◆ **Required action**: Each record must be printed exactly as given.

◆ **Data provided**:
# # #

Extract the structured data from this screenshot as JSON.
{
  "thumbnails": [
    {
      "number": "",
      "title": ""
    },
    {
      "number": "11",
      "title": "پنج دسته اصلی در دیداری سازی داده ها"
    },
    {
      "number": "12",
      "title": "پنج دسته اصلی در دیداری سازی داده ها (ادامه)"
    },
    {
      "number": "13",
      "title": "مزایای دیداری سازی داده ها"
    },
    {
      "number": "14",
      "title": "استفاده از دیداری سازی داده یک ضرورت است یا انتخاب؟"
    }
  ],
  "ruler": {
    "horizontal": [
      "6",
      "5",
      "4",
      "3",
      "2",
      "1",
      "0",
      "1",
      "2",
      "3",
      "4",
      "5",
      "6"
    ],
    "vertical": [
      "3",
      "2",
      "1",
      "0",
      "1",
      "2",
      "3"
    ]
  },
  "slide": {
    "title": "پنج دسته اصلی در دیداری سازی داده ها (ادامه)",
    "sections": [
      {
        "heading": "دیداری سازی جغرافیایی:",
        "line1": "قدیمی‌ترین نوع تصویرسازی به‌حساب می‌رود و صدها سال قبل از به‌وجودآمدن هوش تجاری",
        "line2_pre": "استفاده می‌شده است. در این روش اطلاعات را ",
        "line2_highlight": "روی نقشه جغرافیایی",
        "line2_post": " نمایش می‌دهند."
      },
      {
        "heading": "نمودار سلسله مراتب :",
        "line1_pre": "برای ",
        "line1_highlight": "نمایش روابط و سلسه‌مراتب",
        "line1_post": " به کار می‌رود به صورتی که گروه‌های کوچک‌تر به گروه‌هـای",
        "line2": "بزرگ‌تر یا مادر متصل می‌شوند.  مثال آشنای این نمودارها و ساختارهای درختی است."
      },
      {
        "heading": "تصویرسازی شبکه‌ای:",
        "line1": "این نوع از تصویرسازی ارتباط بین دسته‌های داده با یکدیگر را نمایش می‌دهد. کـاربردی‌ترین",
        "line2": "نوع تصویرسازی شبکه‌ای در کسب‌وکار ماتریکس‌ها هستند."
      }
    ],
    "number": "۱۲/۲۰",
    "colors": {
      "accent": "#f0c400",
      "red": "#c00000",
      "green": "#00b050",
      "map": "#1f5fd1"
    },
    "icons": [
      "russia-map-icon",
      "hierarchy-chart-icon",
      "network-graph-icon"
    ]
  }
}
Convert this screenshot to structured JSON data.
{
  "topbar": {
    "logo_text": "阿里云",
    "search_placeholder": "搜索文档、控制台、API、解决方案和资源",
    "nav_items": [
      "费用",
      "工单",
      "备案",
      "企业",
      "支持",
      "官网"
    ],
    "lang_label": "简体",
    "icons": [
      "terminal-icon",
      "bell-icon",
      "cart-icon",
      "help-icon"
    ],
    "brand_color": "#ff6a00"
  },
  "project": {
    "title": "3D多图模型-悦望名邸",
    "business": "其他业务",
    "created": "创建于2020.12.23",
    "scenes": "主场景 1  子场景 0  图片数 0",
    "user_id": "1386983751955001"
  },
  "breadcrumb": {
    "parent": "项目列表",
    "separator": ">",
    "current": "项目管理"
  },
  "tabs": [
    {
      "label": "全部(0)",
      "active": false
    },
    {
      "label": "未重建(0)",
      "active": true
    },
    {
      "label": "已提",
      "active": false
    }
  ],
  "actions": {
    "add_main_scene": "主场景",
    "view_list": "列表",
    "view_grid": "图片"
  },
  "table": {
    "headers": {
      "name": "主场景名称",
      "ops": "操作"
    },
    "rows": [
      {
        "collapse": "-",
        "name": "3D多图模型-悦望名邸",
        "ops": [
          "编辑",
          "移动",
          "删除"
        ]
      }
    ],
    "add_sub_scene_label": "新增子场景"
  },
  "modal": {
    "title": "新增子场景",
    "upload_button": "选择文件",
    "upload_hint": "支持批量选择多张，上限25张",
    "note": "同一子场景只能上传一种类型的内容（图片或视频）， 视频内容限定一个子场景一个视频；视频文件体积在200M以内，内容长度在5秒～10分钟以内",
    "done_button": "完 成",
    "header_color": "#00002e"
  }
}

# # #

◆ **Response to the exercise**:
Extract the structured data from this screenshot as JSON.
{
  "thumbnails": [
    {
      "number": "",
      "title": ""
    },
    {
      "number": "11",
      "title": "پنج دسته اصلی در دیداری سازی داده ها"
    },
    {
      "number": "12",
      "title": "پنج دسته اصلی در دیداری سازی داده ها (ادامه)"
    },
    {
      "number": "13",
      "title": "مزایای دیداری سازی داده ها"
    },
    {
      "number": "14",
      "title": "استفاده از دیداری سازی داده یک ضرورت است یا انتخاب؟"
    }
  ],
  "ruler": {
    "horizontal": [
      "6",
      "5",
      "4",
      "3",
      "2",
      "1",
      "0",
      "1",
      "2",
      "3",
      "4",
      "5",
      "6"
    ],
    "vertical": [
      "3",
      "2",
      "1",
      "0",
      "1",
      "2",
      "3"
    ]
  },
  "slide": {
    "title": "پنج دسته اصلی در دیداری سازی داده ها (ادامه)",
    "sections": [
      {
        "heading": "دیداری سازی جغرافیایی:",
        "line1": "قدیمی‌ترین نوع تصویرسازی به‌حساب می‌رود و صدها سال قبل از به‌وجودآمدن هوش تجاری",
        "line2_pre": "استفاده می‌شده است. در این روش اطلاعات را ",
        "line2_highlight": "روی نقشه جغرافیایی",
        "line2_post": " نمایش می‌دهند."
      },
      {
        "heading": "نمودار سلسله مراتب :",
        "line1_pre": "برای ",
        "line1_highlight": "نمایش روابط و سلسه‌مراتب",
        "line1_post": " به کار می‌رود به صورتی که گروه‌های کوچک‌تر به گروه‌هـای",
        "line2": "بزرگ‌تر یا مادر متصل می‌شوند.  مثال آشنای این نمودارها و ساختارهای درختی است."
      },
      {
        "heading": "تصویرسازی شبکه‌ای:",
        "line1": "این نوع از تصویرسازی ارتباط بین دسته‌های داده با یکدیگر را نمایش می‌دهد. کـاربردی‌ترین",
        "line2": "نوع تصویرسازی شبکه‌ای در کسب‌وکار ماتریکس‌ها هستند."
      }
    ],
    "number": "۱۲/۲۰",
    "colors": {
      "accent": "#f0c400",
      "red": "#c00000",
      "green": "#00b050",
      "map": "#1f5fd1"
    },
    "icons": [
      "russia-map-icon",
      "hierarchy-chart-icon",
      "network-graph-icon"
    ]
  }
}
Convert this screenshot to structured JSON data.
{
  "topbar": {
    "logo_text": "阿里云",
    "search_placeholder": "搜索文档、控制台、API、解决方案和资源",
    "nav_items": [
      "费用",
      "工单",
      "备案",
      "企业",
      "支持",
      "官网"
    ],
    "lang_label": "简体",
    "icons": [
      "terminal-icon",
      "bell-icon",
      "cart-icon",
      "help-icon"
    ],
    "brand_color": "#ff6a00"
  },
  "project": {
    "title": "3D多图模型-悦望名邸",
    "business": "其他业务",
    "created": "创建于2020.12.23",
    "scenes": "主场景 1  子场景 0  图片数 0",
    "user_id": "1386983751955001"
  },
  "breadcrumb": {
    "parent": "项目列表",
    "separator": ">",
    "current": "项目管理"
  },
  "tabs": [
    {
      "label": "全部(0)",
      "active": false
    },
    {
      "label": "未重建(0)",
      "active": true
    },
    {
      "label": "已提",
      "active": false
    }
  ],
  "actions": {
    "add_main_scene": "主场景",
    "view_list": "列表",
    "view_grid": "图片"
  },
  "table": {
    "headers": {
      "name": "主场景名称",
      "ops": "操作"
    },
    "rows": [
      {
        "collapse": "-",
        "name": "3D多图模型-悦望名邸",
        "ops": [
          "编辑",
          "移动",
          "删除"
        ]
      }
    ],
    "add_sub_scene_label": "新增子场景"
  },
  "modal": {
    "title": "新增子场景",
    "upload_button": "选择文件",
    "upload_hint": "支持批量选择多张，上限25张",
    "note": "同一子场景只能上传一种类型的内容（图片或视频）， 视频内容限定一个子场景一个视频；视频文件体积在200M以内，内容长度在5秒～10分钟以内",
    "done_button": "完 成",
    "header_color": "#00002e"
  }
}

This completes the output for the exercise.